NEW YORK - Defending champion Andy Murray sailed along after winning a first-set tiebreaker to beat Florian Mayer of Germany in steamy conditions and book a berth in the fourth round of the U.S. Open on Sunday.
Murray struggled with the wind, the heat and his unorthodox opponent but put it all together in the tiebreak, winning it 7-2 and carrying on to a 7-6(2) 6-2 6-2 victory in high humidity on Arthur Ashe Stadium court.
"Very tough conditions today," third seed Murray said after eliminating 47th-ranked Mayer, who changes pace and disguises his strokes to lull the opposition.
"He's a very tricky opponent, plays a lot of strange shots. Takes your timing away and tough to get your rhythm, so I'm really glad to come through in three sets," added Murray.
Steamy conditions led the Scotsman to shed his trademark baseball cap, apply ice packs on his legs and an iced towel around his back.
"I was struggling breathing for most of the match," said Murray.
"It cooled down a bit toward the end, but at the end of the first set and in the second set it was extremely hot."

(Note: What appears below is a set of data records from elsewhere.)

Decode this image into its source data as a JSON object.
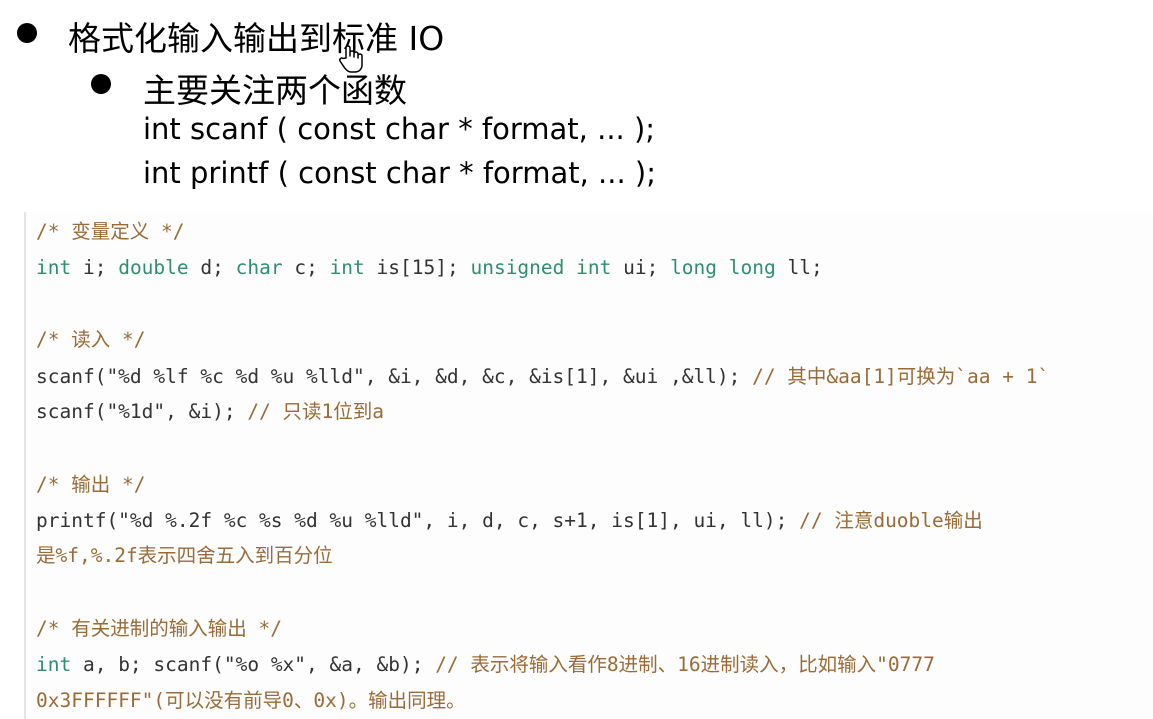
{
  "slide": {
    "bullet1": "格式化输入输出到标准 IO",
    "bullet2": "主要关注两个函数",
    "sig_scanf": "int scanf ( const char * format, ... );",
    "sig_printf": "int printf ( const char * format, ... );"
  },
  "cursor_icon": "hand-pointer-icon",
  "colors": {
    "comment": "#9a6b37",
    "keyword": "#2f8f6a",
    "text": "#333333"
  },
  "code": {
    "line1": "/* 变量定义 */",
    "line2": {
      "kw1": "int",
      "t1": " i;  ",
      "kw2": "double",
      "t2": " d;  ",
      "kw3": "char",
      "t3": " c;  ",
      "kw4": "int",
      "t4": " is[15];  ",
      "kw5": "unsigned int",
      "t5": " ui;  ",
      "kw6": "long long",
      "t6": " ll;"
    },
    "line3": "/* 读入 */",
    "line4": {
      "code": "scanf(\"%d %lf %c %d %u %lld\", &i, &d, &c, &is[1], &ui ,&ll); ",
      "comment": "// 其中&aa[1]可换为`aa + 1`"
    },
    "line5": {
      "code": "scanf(\"%1d\", &i); ",
      "comment": "// 只读1位到a"
    },
    "line6": "/* 输出 */",
    "line7": {
      "code": "printf(\"%d %.2f %c %s %d %u %lld\", i, d, c, s+1, is[1], ui, ll);  ",
      "comment": "// 注意duoble输出"
    },
    "line8": "是%f,%.2f表示四舍五入到百分位",
    "line9": "/* 有关进制的输入输出 */",
    "line10": {
      "kw": "int",
      "code": " a, b; scanf(\"%o %x\", &a, &b); ",
      "comment": "// 表示将输入看作8进制、16进制读入，比如输入\"0777"
    },
    "line11": "0x3FFFFFF\"(可以没有前导0、0x)。输出同理。"
  }
}
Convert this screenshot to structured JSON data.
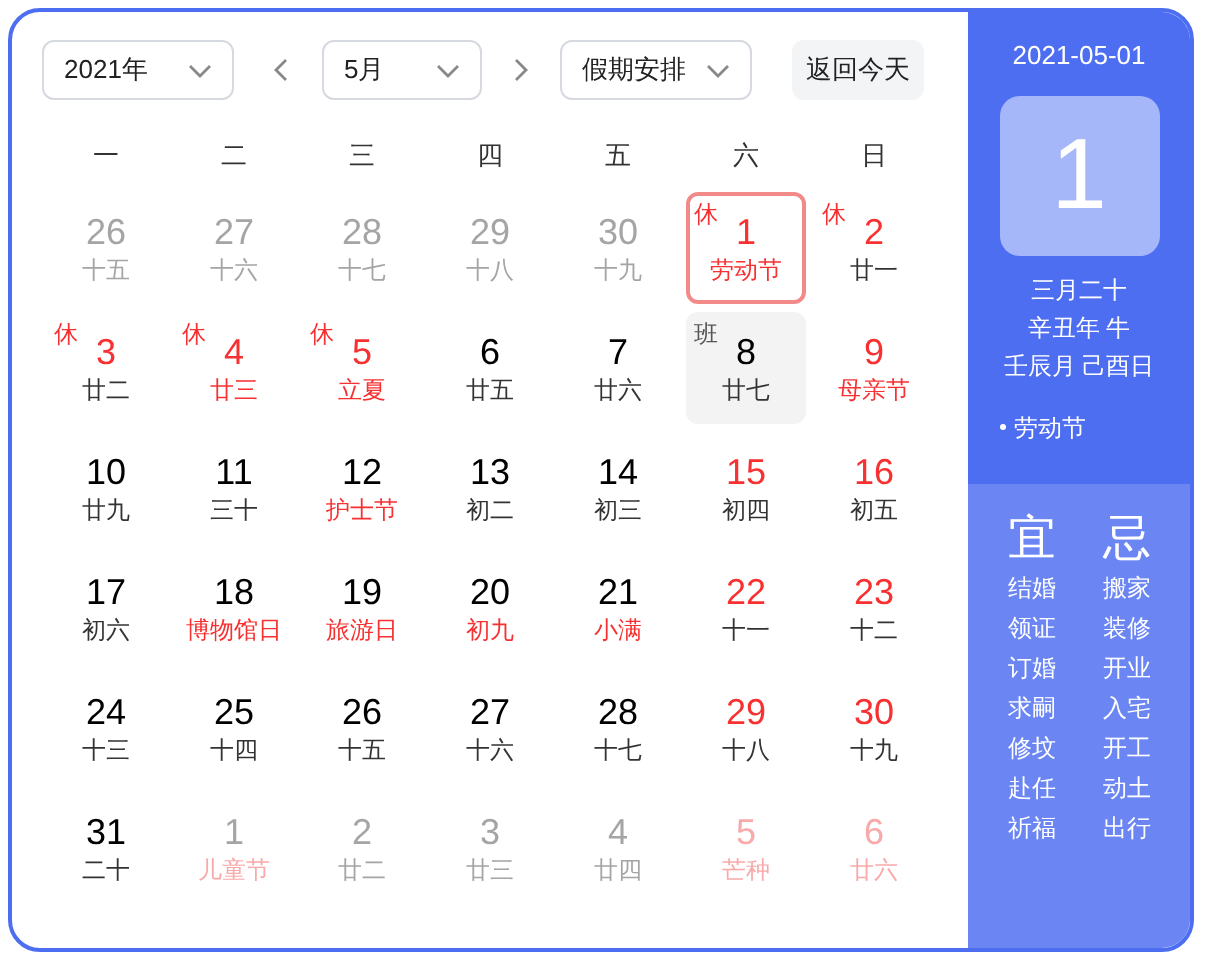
{
  "toolbar": {
    "year_select": "2021年",
    "month_select": "5月",
    "holiday_select": "假期安排",
    "today_button": "返回今天"
  },
  "weekdays": [
    "一",
    "二",
    "三",
    "四",
    "五",
    "六",
    "日"
  ],
  "weeks": [
    [
      {
        "day": "26",
        "lunar": "十五",
        "other_month": true,
        "day_red": false,
        "lunar_red": false,
        "selected": false,
        "today": false
      },
      {
        "day": "27",
        "lunar": "十六",
        "other_month": true,
        "day_red": false,
        "lunar_red": false,
        "selected": false,
        "today": false
      },
      {
        "day": "28",
        "lunar": "十七",
        "other_month": true,
        "day_red": false,
        "lunar_red": false,
        "selected": false,
        "today": false
      },
      {
        "day": "29",
        "lunar": "十八",
        "other_month": true,
        "day_red": false,
        "lunar_red": false,
        "selected": false,
        "today": false
      },
      {
        "day": "30",
        "lunar": "十九",
        "other_month": true,
        "day_red": false,
        "lunar_red": false,
        "selected": false,
        "today": false
      },
      {
        "day": "1",
        "lunar": "劳动节",
        "badge": "休",
        "other_month": false,
        "day_red": true,
        "lunar_red": true,
        "selected": true,
        "today": false
      },
      {
        "day": "2",
        "lunar": "廿一",
        "badge": "休",
        "other_month": false,
        "day_red": true,
        "lunar_red": false,
        "selected": false,
        "today": false
      }
    ],
    [
      {
        "day": "3",
        "lunar": "廿二",
        "badge": "休",
        "other_month": false,
        "day_red": true,
        "lunar_red": false,
        "selected": false,
        "today": false
      },
      {
        "day": "4",
        "lunar": "廿三",
        "badge": "休",
        "other_month": false,
        "day_red": true,
        "lunar_red": true,
        "selected": false,
        "today": false
      },
      {
        "day": "5",
        "lunar": "立夏",
        "badge": "休",
        "other_month": false,
        "day_red": true,
        "lunar_red": true,
        "selected": false,
        "today": false
      },
      {
        "day": "6",
        "lunar": "廿五",
        "other_month": false,
        "day_red": false,
        "lunar_red": false,
        "selected": false,
        "today": false
      },
      {
        "day": "7",
        "lunar": "廿六",
        "other_month": false,
        "day_red": false,
        "lunar_red": false,
        "selected": false,
        "today": false
      },
      {
        "day": "8",
        "lunar": "廿七",
        "badge": "班",
        "other_month": false,
        "day_red": false,
        "lunar_red": false,
        "selected": false,
        "today": true
      },
      {
        "day": "9",
        "lunar": "母亲节",
        "other_month": false,
        "day_red": true,
        "lunar_red": true,
        "selected": false,
        "today": false
      }
    ],
    [
      {
        "day": "10",
        "lunar": "廿九",
        "other_month": false,
        "day_red": false,
        "lunar_red": false,
        "selected": false,
        "today": false
      },
      {
        "day": "11",
        "lunar": "三十",
        "other_month": false,
        "day_red": false,
        "lunar_red": false,
        "selected": false,
        "today": false
      },
      {
        "day": "12",
        "lunar": "护士节",
        "other_month": false,
        "day_red": false,
        "lunar_red": true,
        "selected": false,
        "today": false
      },
      {
        "day": "13",
        "lunar": "初二",
        "other_month": false,
        "day_red": false,
        "lunar_red": false,
        "selected": false,
        "today": false
      },
      {
        "day": "14",
        "lunar": "初三",
        "other_month": false,
        "day_red": false,
        "lunar_red": false,
        "selected": false,
        "today": false
      },
      {
        "day": "15",
        "lunar": "初四",
        "other_month": false,
        "day_red": true,
        "lunar_red": false,
        "selected": false,
        "today": false
      },
      {
        "day": "16",
        "lunar": "初五",
        "other_month": false,
        "day_red": true,
        "lunar_red": false,
        "selected": false,
        "today": false
      }
    ],
    [
      {
        "day": "17",
        "lunar": "初六",
        "other_month": false,
        "day_red": false,
        "lunar_red": false,
        "selected": false,
        "today": false
      },
      {
        "day": "18",
        "lunar": "博物馆日",
        "other_month": false,
        "day_red": false,
        "lunar_red": true,
        "selected": false,
        "today": false
      },
      {
        "day": "19",
        "lunar": "旅游日",
        "other_month": false,
        "day_red": false,
        "lunar_red": true,
        "selected": false,
        "today": false
      },
      {
        "day": "20",
        "lunar": "初九",
        "other_month": false,
        "day_red": false,
        "lunar_red": true,
        "selected": false,
        "today": false
      },
      {
        "day": "21",
        "lunar": "小满",
        "other_month": false,
        "day_red": false,
        "lunar_red": true,
        "selected": false,
        "today": false
      },
      {
        "day": "22",
        "lunar": "十一",
        "other_month": false,
        "day_red": true,
        "lunar_red": false,
        "selected": false,
        "today": false
      },
      {
        "day": "23",
        "lunar": "十二",
        "other_month": false,
        "day_red": true,
        "lunar_red": false,
        "selected": false,
        "today": false
      }
    ],
    [
      {
        "day": "24",
        "lunar": "十三",
        "other_month": false,
        "day_red": false,
        "lunar_red": false,
        "selected": false,
        "today": false
      },
      {
        "day": "25",
        "lunar": "十四",
        "other_month": false,
        "day_red": false,
        "lunar_red": false,
        "selected": false,
        "today": false
      },
      {
        "day": "26",
        "lunar": "十五",
        "other_month": false,
        "day_red": false,
        "lunar_red": false,
        "selected": false,
        "today": false
      },
      {
        "day": "27",
        "lunar": "十六",
        "other_month": false,
        "day_red": false,
        "lunar_red": false,
        "selected": false,
        "today": false
      },
      {
        "day": "28",
        "lunar": "十七",
        "other_month": false,
        "day_red": false,
        "lunar_red": false,
        "selected": false,
        "today": false
      },
      {
        "day": "29",
        "lunar": "十八",
        "other_month": false,
        "day_red": true,
        "lunar_red": false,
        "selected": false,
        "today": false
      },
      {
        "day": "30",
        "lunar": "十九",
        "other_month": false,
        "day_red": true,
        "lunar_red": false,
        "selected": false,
        "today": false
      }
    ],
    [
      {
        "day": "31",
        "lunar": "二十",
        "other_month": false,
        "day_red": false,
        "lunar_red": false,
        "selected": false,
        "today": false
      },
      {
        "day": "1",
        "lunar": "儿童节",
        "other_month": true,
        "day_red": false,
        "lunar_red": true,
        "selected": false,
        "today": false
      },
      {
        "day": "2",
        "lunar": "廿二",
        "other_month": true,
        "day_red": false,
        "lunar_red": false,
        "selected": false,
        "today": false
      },
      {
        "day": "3",
        "lunar": "廿三",
        "other_month": true,
        "day_red": false,
        "lunar_red": false,
        "selected": false,
        "today": false
      },
      {
        "day": "4",
        "lunar": "廿四",
        "other_month": true,
        "day_red": false,
        "lunar_red": false,
        "selected": false,
        "today": false
      },
      {
        "day": "5",
        "lunar": "芒种",
        "other_month": true,
        "day_red": true,
        "lunar_red": true,
        "selected": false,
        "today": false
      },
      {
        "day": "6",
        "lunar": "廿六",
        "other_month": true,
        "day_red": true,
        "lunar_red": true,
        "selected": false,
        "today": false
      }
    ]
  ],
  "detail": {
    "date": "2021-05-01",
    "big_day": "1",
    "lunar_lines": [
      "三月二十",
      "辛丑年 牛",
      "壬辰月 己酉日"
    ],
    "festivals": [
      "劳动节"
    ],
    "yi": {
      "title": "宜",
      "items": [
        "结婚",
        "领证",
        "订婚",
        "求嗣",
        "修坟",
        "赴任",
        "祈福"
      ]
    },
    "ji": {
      "title": "忌",
      "items": [
        "搬家",
        "装修",
        "开业",
        "入宅",
        "开工",
        "动土",
        "出行"
      ]
    }
  }
}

Mayer fought Murray to a standstill during the opening set as both players held serve with relative ease.
"I played a really good first set," said the 29-year-old German, who had dropped both previous meetings with Murray but took him to a pair of tiebreakers in their most recent match on clay this year in Madrid.
Murray rose again in this decider, winning the first four points to seize command.
"On the big points, that's why he's so good," said Mayer. "I think from the baseline I was the better player in the first set but I didn't take my chances. Sometimes on my second serve I made easy mistakes."
The Briton won 57 percent of Mayer's second-serve deliveries.
"From start of the second set my level dropped a little bit and he started to play," the German said. "It was too easy for him."
Wimbledon champion Murray will next play 65th-ranked Denis Istomin of Uzbekistan, a 6-3 6-4 2-6 3-6 6-1 winner against 20th seed Andreas Seppi of Italy.
Looking ahead, Murray said he would like to get off to faster starts than how he began against Mayer.
"I think I need to maybe start matches a little bit quicker," he said. "I was a little bit slow out of the box. Once I got going I started to strike the ball a little bit cleaner and I was moving my feet, getting in the right position."
On balance, Murray felt good about making his first ever defense of a grand slam title.
"Expectations are maybe higher, but there's not as much pressure on me to win," explained the Scotsman.
"I feel a lot more comfortable coming into these events than I did at this time last year."
(Reporting by Larry Fine, Editing by Gene Cherry)